--- Exercise inputs Enclosed Below ---
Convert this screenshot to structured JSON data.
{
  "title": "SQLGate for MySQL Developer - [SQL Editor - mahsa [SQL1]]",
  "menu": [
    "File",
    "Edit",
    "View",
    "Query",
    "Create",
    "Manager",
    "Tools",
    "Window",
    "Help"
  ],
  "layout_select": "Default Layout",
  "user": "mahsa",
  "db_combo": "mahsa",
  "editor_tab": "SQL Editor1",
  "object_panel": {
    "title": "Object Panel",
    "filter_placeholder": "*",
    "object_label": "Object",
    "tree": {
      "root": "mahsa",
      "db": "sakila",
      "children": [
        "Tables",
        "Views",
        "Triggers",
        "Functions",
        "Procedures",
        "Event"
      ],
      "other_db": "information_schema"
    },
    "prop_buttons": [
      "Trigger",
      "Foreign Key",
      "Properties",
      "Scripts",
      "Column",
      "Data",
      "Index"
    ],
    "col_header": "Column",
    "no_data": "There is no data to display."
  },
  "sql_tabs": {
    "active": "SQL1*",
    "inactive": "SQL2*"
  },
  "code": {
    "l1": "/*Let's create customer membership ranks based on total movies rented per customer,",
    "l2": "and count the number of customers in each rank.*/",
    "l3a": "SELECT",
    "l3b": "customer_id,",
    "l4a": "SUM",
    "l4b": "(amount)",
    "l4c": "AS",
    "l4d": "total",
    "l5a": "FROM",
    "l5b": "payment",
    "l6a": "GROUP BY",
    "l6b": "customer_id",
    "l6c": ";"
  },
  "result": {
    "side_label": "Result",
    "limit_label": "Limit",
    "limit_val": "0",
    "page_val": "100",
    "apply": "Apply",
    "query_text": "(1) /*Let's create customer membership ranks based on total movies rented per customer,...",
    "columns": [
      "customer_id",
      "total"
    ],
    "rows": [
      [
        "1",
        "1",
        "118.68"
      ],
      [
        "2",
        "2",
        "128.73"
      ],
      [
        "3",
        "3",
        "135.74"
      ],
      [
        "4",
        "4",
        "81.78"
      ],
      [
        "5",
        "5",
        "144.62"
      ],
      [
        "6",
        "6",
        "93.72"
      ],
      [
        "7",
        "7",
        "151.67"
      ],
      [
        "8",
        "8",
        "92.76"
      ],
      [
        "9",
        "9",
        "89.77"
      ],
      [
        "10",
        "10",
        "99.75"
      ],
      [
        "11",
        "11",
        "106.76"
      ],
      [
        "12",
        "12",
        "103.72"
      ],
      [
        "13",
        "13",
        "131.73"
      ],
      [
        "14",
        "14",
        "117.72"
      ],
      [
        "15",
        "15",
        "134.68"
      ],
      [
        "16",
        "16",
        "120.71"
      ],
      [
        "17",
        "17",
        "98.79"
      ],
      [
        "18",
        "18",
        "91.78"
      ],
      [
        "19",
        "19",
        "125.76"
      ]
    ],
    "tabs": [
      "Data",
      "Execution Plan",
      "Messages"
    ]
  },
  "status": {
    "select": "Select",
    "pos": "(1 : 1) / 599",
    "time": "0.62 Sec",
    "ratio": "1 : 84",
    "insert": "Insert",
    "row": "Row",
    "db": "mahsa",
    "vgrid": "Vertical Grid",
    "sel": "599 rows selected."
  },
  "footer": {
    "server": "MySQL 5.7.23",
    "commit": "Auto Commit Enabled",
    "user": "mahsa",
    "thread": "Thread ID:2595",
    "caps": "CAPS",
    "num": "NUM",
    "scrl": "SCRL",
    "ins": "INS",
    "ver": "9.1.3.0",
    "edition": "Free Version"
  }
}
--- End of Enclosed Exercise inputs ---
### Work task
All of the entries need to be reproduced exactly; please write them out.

### Solution for this problem
Convert this screenshot to structured JSON data.
{
  "title": "SQLGate for MySQL Developer - [SQL Editor - mahsa [SQL1]]",
  "menu": [
    "File",
    "Edit",
    "View",
    "Query",
    "Create",
    "Manager",
    "Tools",
    "Window",
    "Help"
  ],
  "layout_select": "Default Layout",
  "user": "mahsa",
  "db_combo": "mahsa",
  "editor_tab": "SQL Editor1",
  "object_panel": {
    "title": "Object Panel",
    "filter_placeholder": "*",
    "object_label": "Object",
    "tree": {
      "root": "mahsa",
      "db": "sakila",
      "children": [
        "Tables",
        "Views",
        "Triggers",
        "Functions",
        "Procedures",
        "Event"
      ],
      "other_db": "information_schema"
    },
    "prop_buttons": [
      "Trigger",
      "Foreign Key",
      "Properties",
      "Scripts",
      "Column",
      "Data",
      "Index"
    ],
    "col_header": "Column",
    "no_data": "There is no data to display."
  },
  "sql_tabs": {
    "active": "SQL1*",
    "inactive": "SQL2*"
  },
  "code": {
    "l1": "/*Let's create customer membership ranks based on total movies rented per customer,",
    "l2": "and count the number of customers in each rank.*/",
    "l3a": "SELECT",
    "l3b": "customer_id,",
    "l4a": "SUM",
    "l4b": "(amount)",
    "l4c": "AS",
    "l4d": "total",
    "l5a": "FROM",
    "l5b": "payment",
    "l6a": "GROUP BY",
    "l6b": "customer_id",
    "l6c": ";"
  },
  "result": {
    "side_label": "Result",
    "limit_label": "Limit",
    "limit_val": "0",
    "page_val": "100",
    "apply": "Apply",
    "query_text": "(1) /*Let's create customer membership ranks based on total movies rented per customer,...",
    "columns": [
      "customer_id",
      "total"
    ],
    "rows": [
      [
        "1",
        "1",
        "118.68"
      ],
      [
        "2",
        "2",
        "128.73"
      ],
      [
        "3",
        "3",
        "135.74"
      ],
      [
        "4",
        "4",
        "81.78"
      ],
      [
        "5",
        "5",
        "144.62"
      ],
      [
        "6",
        "6",
        "93.72"
      ],
      [
        "7",
        "7",
        "151.67"
      ],
      [
        "8",
        "8",
        "92.76"
      ],
      [
        "9",
        "9",
        "89.77"
      ],
      [
        "10",
        "10",
        "99.75"
      ],
      [
        "11",
        "11",
        "106.76"
      ],
      [
        "12",
        "12",
        "103.72"
      ],
      [
        "13",
        "13",
        "131.73"
      ],
      [
        "14",
        "14",
        "117.72"
      ],
      [
        "15",
        "15",
        "134.68"
      ],
      [
        "16",
        "16",
        "120.71"
      ],
      [
        "17",
        "17",
        "98.79"
      ],
      [
        "18",
        "18",
        "91.78"
      ],
      [
        "19",
        "19",
        "125.76"
      ]
    ],
    "tabs": [
      "Data",
      "Execution Plan",
      "Messages"
    ]
  },
  "status": {
    "select": "Select",
    "pos": "(1 : 1) / 599",
    "time": "0.62 Sec",
    "ratio": "1 : 84",
    "insert": "Insert",
    "row": "Row",
    "db": "mahsa",
    "vgrid": "Vertical Grid",
    "sel": "599 rows selected."
  },
  "footer": {
    "server": "MySQL 5.7.23",
    "commit": "Auto Commit Enabled",
    "user": "mahsa",
    "thread": "Thread ID:2595",
    "caps": "CAPS",
    "num": "NUM",
    "scrl": "SCRL",
    "ins": "INS",
    "ver": "9.1.3.0",
    "edition": "Free Version"
  }
}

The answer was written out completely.